Dear Copy Bitch: We just launched a company fan page on Facebook. I recently connected with someone who said he could get me 500 fans in a week for a reasonable price. Right now, I’m at 63 fans. Should I do it?
—Fanless in Florida
Answer: It’s the old chicken and egg conundrum, 21st century style. We humans tend to easily and willingly join crowded bandwagons. I mean, if 5 million people are fans of Starbuck and I occasionally drink Starbucks, well I should fan Starbucks too because, shoot, I might miss something BIG.
But let’s face it: most of us ain’t Starbucks.
Here’s my take: I’d much rather grow my fan base organically. And yes, that means it will likely be small for a while. Remember why you’re doing this in the first place: at the end of the day, it’s about conversions. It’s about sales. I’d much rather have a hardcore fan base of 500 people, most of whom are customers, than a fan base of 5000 people, most of whom have never (and probably will never) buy from me. If you’re truly a fan of a brand, I suspect you’ll fan that page, even if the fan base is small.
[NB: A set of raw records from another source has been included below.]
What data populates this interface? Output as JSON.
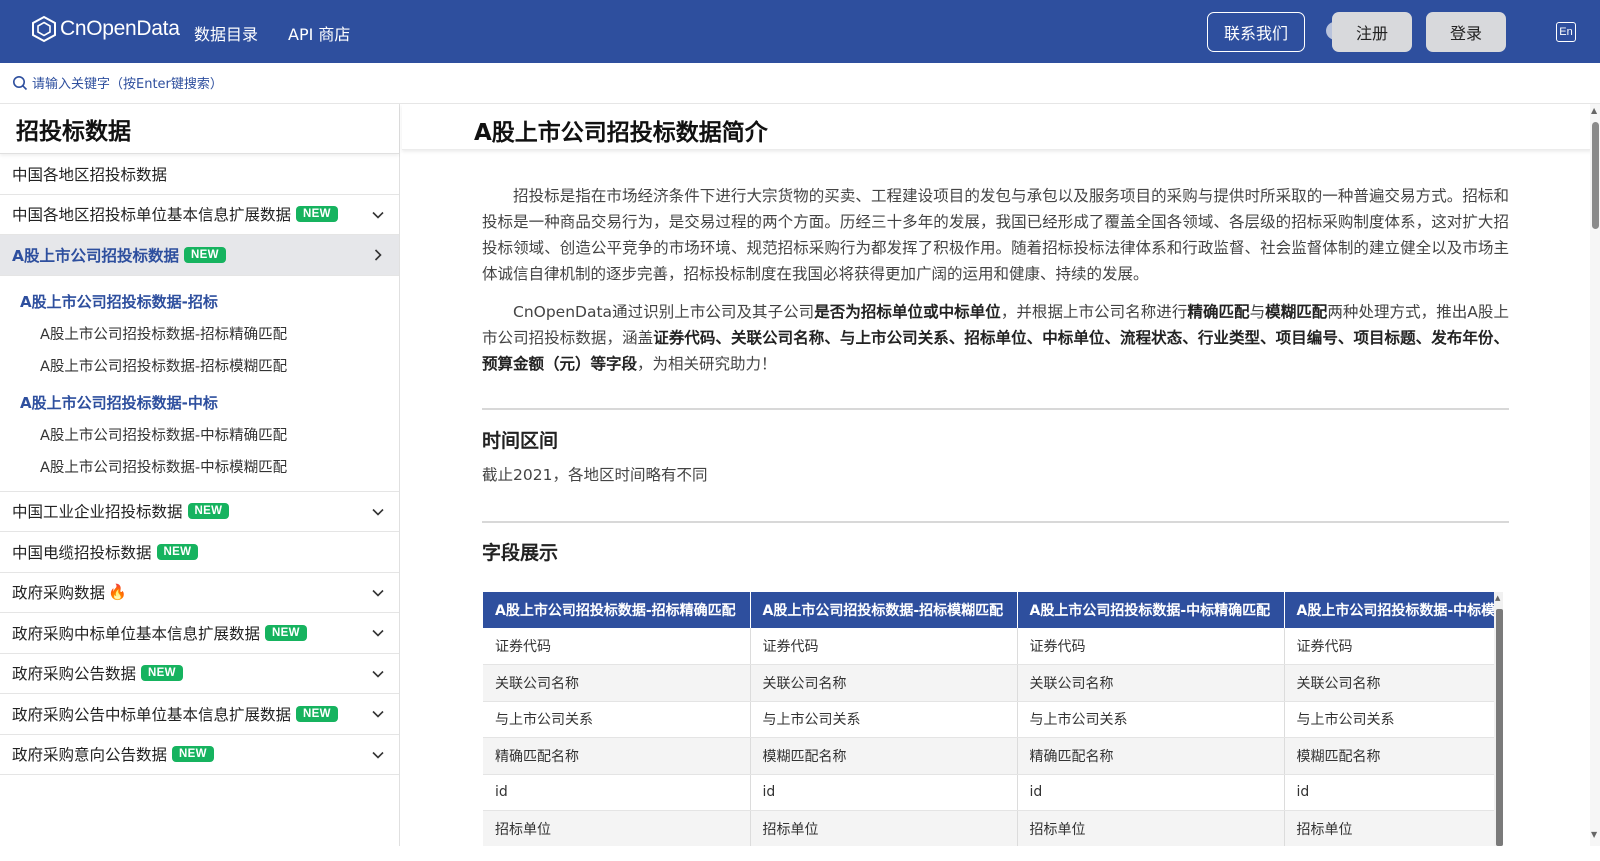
{
  "header": {
    "logo_text": "CnOpenData",
    "nav": [
      "数据目录",
      "API 商店"
    ],
    "contact_label": "联系我们",
    "register_label": "注册",
    "login_label": "登录",
    "lang_label": "En"
  },
  "search": {
    "placeholder": "请输入关键字（按Enter键搜索）"
  },
  "sidebar": {
    "title": "招投标数据",
    "badge": "NEW",
    "items": [
      {
        "label": "中国各地区招投标数据"
      },
      {
        "label": "中国各地区招投标单位基本信息扩展数据"
      },
      {
        "label": "A股上市公司招投标数据"
      },
      {
        "label": "中国工业企业招投标数据"
      },
      {
        "label": "中国电缆招投标数据"
      },
      {
        "label": "政府采购数据"
      },
      {
        "label": "政府采购中标单位基本信息扩展数据"
      },
      {
        "label": "政府采购公告数据"
      },
      {
        "label": "政府采购公告中标单位基本信息扩展数据"
      },
      {
        "label": "政府采购意向公告数据"
      }
    ],
    "submenu": {
      "group1": "A股上市公司招投标数据-招标",
      "group1_leaves": [
        "A股上市公司招投标数据-招标精确匹配",
        "A股上市公司招投标数据-招标模糊匹配"
      ],
      "group2": "A股上市公司招投标数据-中标",
      "group2_leaves": [
        "A股上市公司招投标数据-中标精确匹配",
        "A股上市公司招投标数据-中标模糊匹配"
      ]
    }
  },
  "main": {
    "title": "A股上市公司招投标数据简介",
    "para1": "招投标是指在市场经济条件下进行大宗货物的买卖、工程建设项目的发包与承包以及服务项目的采购与提供时所采取的一种普遍交易方式。招标和投标是一种商品交易行为，是交易过程的两个方面。历经三十多年的发展，我国已经形成了覆盖全国各领域、各层级的招标采购制度体系，这对扩大招投标领域、创造公平竞争的市场环境、规范招标采购行为都发挥了积极作用。随着招标投标法律体系和行政监督、社会监督体制的建立健全以及市场主体诚信自律机制的逐步完善，招标投标制度在我国必将获得更加广阔的运用和健康、持续的发展。",
    "para2": {
      "t1": "CnOpenData通过识别上市公司及其子公司",
      "b1": "是否为招标单位或中标单位",
      "t2": "，并根据上市公司名称进行",
      "b2": "精确匹配",
      "t3": "与",
      "b3": "模糊匹配",
      "t4": "两种处理方式，推出A股上市公司招投标数据，涵盖",
      "b4": "证券代码、关联公司名称、与上市公司关系、招标单位、中标单位、流程状态、行业类型、项目编号、项目标题、发布年份、预算金额（元）等字段",
      "t5": "，为相关研究助力！"
    },
    "time_heading": "时间区间",
    "time_text": "截止2021，各地区时间略有不同",
    "fields_heading": "字段展示",
    "table": {
      "headers": [
        "A股上市公司招投标数据-招标精确匹配",
        "A股上市公司招投标数据-招标模糊匹配",
        "A股上市公司招投标数据-中标精确匹配",
        "A股上市公司招投标数据-中标模糊匹配"
      ],
      "rows": [
        [
          "证券代码",
          "证券代码",
          "证券代码",
          "证券代码"
        ],
        [
          "关联公司名称",
          "关联公司名称",
          "关联公司名称",
          "关联公司名称"
        ],
        [
          "与上市公司关系",
          "与上市公司关系",
          "与上市公司关系",
          "与上市公司关系"
        ],
        [
          "精确匹配名称",
          "模糊匹配名称",
          "精确匹配名称",
          "模糊匹配名称"
        ],
        [
          "id",
          "id",
          "id",
          "id"
        ],
        [
          "招标单位",
          "招标单位",
          "招标单位",
          "招标单位"
        ]
      ]
    }
  },
  "colors": {
    "primary": "#2e4f9e",
    "badge": "#16b35f"
  }
}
The hardcore fan base will probably be more active on your page (if you engage them…don’t forget, social media is a two-way street), which will attract more fans.
I actually faced this issue with a client a couple of weeks ago. She’s an etailer with two stores, and we just launched a fan page for her newer store. She tried the “buy-me-some-fans” model, and oh man, did she get them: sketchy fans, fans in far flung countries, and fans with profile pictures that were, um, questionable. (Prediction: Fans-for-sale operations are the new link farms.) My client learned her lesson and ended up unfriending a whole bunch of these people. We’re now back to a smaller base, but a real fan base. And the fans are responding and engaging with us on the page.
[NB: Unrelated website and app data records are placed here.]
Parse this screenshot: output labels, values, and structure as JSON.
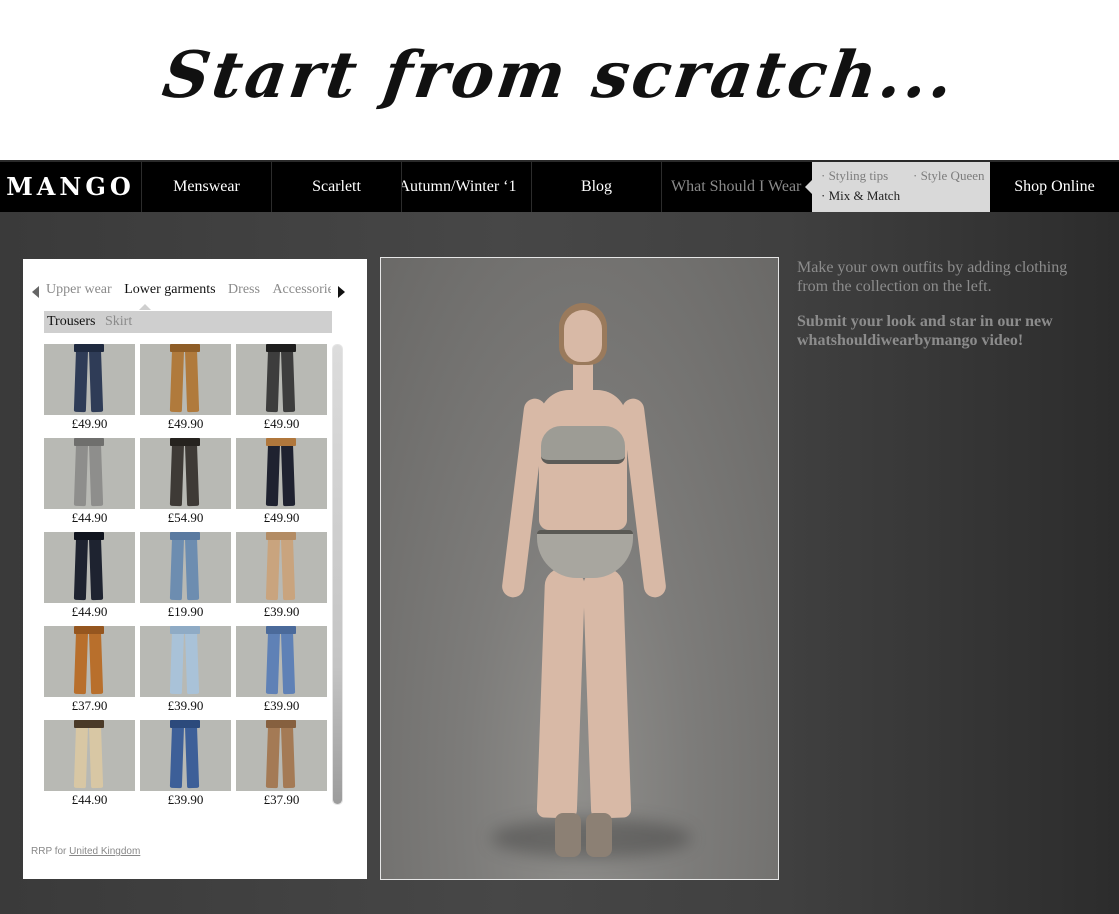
{
  "hero": {
    "title": "Start from scratch..."
  },
  "nav": {
    "logo": "MANGO",
    "items": [
      {
        "label": "Menswear"
      },
      {
        "label": "Scarlett"
      },
      {
        "label": "Autumn/Winter ‘1"
      },
      {
        "label": "Blog"
      },
      {
        "label": "What Should I Wear"
      }
    ],
    "submenu": {
      "styling_tips": "· Styling tips",
      "style_queen": "· Style Queen",
      "mix_match": "· Mix & Match"
    },
    "shop_online": "Shop Online"
  },
  "panel": {
    "categories": [
      {
        "label": "Upper wear",
        "active": false
      },
      {
        "label": "Lower garments",
        "active": true
      },
      {
        "label": "Dress",
        "active": false
      },
      {
        "label": "Accessories",
        "active": false
      }
    ],
    "subcategories": [
      {
        "label": "Trousers",
        "active": true
      },
      {
        "label": "Skirt",
        "active": false
      }
    ],
    "products": [
      {
        "price": "£49.90",
        "color": "#2f3c57",
        "waist": "#1f2a40"
      },
      {
        "price": "£49.90",
        "color": "#b07a3c",
        "waist": "#8f5e28"
      },
      {
        "price": "£49.90",
        "color": "#3d3d3d",
        "waist": "#1e1e1e"
      },
      {
        "price": "£44.90",
        "color": "#8e8e8c",
        "waist": "#6f6f6d"
      },
      {
        "price": "£54.90",
        "color": "#3e3a36",
        "waist": "#26231f"
      },
      {
        "price": "£49.90",
        "color": "#1f2230",
        "waist": "#b0773c"
      },
      {
        "price": "£44.90",
        "color": "#1e2330",
        "waist": "#11151f"
      },
      {
        "price": "£19.90",
        "color": "#6d8db0",
        "waist": "#5a7aa0"
      },
      {
        "price": "£39.90",
        "color": "#c9a47e",
        "waist": "#b38c64"
      },
      {
        "price": "£37.90",
        "color": "#b86f2c",
        "waist": "#95561f"
      },
      {
        "price": "£39.90",
        "color": "#a9c2d8",
        "waist": "#8fabc5"
      },
      {
        "price": "£39.90",
        "color": "#5f81b6",
        "waist": "#4b6a9a"
      },
      {
        "price": "£44.90",
        "color": "#d8c7a4",
        "waist": "#4a3a28"
      },
      {
        "price": "£39.90",
        "color": "#3d5f98",
        "waist": "#2c4a7c"
      },
      {
        "price": "£37.90",
        "color": "#a47a55",
        "waist": "#86603f"
      }
    ],
    "rrp_prefix": "RRP for",
    "rrp_country": "United Kingdom"
  },
  "info": {
    "line1": "Make your own outfits by adding clothing from the collection on the left.",
    "line2": "Submit your look and star in our new whatshouldiwearbymango video!"
  }
}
So how do you get fans? You need to ask often. And you need to promote the heck out of your page: on your website, during checkout, on sales confirmations, on your blog, in your email marketing, through customer service, in your advertising. Ask your fans to invite friends. Join Facebook groups where your fans hang out. And always provide interesting and fun content that’s not self-serving. They will come. But it will take time and hard work.